• _TO DO_
Search the entries for the string "Test" and give the number of lines that hold it, nothing more.

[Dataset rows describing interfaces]
================
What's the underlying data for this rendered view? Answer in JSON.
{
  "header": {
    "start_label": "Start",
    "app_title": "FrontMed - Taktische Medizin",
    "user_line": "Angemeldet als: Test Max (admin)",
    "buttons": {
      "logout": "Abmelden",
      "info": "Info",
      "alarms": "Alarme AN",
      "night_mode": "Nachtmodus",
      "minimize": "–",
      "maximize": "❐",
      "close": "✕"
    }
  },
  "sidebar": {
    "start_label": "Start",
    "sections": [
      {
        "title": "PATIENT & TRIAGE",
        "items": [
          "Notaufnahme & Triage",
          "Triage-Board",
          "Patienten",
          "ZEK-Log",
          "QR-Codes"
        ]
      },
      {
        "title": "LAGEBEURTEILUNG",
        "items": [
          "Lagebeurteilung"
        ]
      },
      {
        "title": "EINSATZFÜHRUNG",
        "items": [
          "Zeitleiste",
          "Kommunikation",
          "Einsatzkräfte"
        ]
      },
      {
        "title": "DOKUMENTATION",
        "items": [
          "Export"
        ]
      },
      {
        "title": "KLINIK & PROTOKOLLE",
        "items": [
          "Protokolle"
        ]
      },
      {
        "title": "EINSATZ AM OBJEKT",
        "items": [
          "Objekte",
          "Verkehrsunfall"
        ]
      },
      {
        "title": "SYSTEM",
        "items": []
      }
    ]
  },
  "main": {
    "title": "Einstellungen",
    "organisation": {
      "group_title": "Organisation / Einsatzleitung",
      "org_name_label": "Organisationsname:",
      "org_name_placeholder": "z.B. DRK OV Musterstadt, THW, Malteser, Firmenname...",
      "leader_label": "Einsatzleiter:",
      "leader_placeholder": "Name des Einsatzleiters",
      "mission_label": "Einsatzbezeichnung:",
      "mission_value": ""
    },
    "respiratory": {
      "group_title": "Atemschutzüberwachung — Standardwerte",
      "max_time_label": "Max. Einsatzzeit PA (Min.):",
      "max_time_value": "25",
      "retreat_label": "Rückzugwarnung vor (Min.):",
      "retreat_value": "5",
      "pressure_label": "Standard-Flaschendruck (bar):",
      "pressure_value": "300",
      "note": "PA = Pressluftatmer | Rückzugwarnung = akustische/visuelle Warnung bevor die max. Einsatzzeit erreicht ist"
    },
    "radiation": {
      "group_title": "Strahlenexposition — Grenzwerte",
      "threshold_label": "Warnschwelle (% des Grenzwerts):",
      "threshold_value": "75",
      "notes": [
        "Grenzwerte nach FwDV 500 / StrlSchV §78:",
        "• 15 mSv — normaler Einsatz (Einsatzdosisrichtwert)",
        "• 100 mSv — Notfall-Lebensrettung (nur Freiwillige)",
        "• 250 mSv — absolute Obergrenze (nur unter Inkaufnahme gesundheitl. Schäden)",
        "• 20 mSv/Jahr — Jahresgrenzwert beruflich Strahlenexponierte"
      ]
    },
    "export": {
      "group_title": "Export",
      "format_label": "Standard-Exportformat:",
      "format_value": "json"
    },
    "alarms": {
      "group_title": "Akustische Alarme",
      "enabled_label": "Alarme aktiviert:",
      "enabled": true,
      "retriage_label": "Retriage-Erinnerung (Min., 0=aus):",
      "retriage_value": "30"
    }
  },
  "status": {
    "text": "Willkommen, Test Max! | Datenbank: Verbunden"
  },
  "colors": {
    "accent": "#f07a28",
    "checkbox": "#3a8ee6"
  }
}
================
• _TASK RESPONSE_
2